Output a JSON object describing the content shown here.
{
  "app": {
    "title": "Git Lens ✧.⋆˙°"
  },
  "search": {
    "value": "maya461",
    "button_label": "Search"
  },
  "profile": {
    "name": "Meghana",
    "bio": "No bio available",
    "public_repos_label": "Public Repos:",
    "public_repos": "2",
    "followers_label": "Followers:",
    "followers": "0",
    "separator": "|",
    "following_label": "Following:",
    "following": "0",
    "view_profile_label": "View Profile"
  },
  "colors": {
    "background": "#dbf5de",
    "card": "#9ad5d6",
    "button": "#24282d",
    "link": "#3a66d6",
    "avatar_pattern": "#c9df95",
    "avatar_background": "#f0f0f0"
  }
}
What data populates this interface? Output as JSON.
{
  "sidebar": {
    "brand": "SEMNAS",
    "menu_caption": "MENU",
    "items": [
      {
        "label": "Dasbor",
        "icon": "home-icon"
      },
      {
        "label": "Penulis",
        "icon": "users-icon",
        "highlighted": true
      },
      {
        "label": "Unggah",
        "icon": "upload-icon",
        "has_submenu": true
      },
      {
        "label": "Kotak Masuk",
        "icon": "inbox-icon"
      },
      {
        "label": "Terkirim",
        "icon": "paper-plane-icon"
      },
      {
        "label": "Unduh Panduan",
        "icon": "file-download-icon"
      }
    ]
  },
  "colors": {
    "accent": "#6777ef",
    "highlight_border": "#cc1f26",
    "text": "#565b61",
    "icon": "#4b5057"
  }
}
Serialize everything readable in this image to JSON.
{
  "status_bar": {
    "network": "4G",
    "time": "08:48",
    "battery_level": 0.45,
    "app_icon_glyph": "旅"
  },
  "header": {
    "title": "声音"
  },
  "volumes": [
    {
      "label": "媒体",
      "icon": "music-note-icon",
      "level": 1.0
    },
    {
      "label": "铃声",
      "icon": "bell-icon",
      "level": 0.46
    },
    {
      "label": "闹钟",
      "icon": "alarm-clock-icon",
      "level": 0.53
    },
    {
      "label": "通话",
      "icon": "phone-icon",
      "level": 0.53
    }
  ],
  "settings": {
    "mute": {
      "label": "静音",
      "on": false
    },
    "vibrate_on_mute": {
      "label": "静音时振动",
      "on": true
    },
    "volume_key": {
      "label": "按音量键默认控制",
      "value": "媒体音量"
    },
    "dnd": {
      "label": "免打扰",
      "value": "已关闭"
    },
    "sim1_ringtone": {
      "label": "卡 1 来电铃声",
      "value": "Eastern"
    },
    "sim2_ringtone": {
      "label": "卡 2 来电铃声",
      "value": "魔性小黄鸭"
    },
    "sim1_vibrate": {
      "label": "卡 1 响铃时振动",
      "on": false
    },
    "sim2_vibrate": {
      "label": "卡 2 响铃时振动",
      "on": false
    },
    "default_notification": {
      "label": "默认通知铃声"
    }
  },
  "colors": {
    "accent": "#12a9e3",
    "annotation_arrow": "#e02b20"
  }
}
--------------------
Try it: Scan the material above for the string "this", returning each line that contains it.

Output of the exercise:
What data populates this interface? Output as JSON.
Serialize everything readable in this image to JSON.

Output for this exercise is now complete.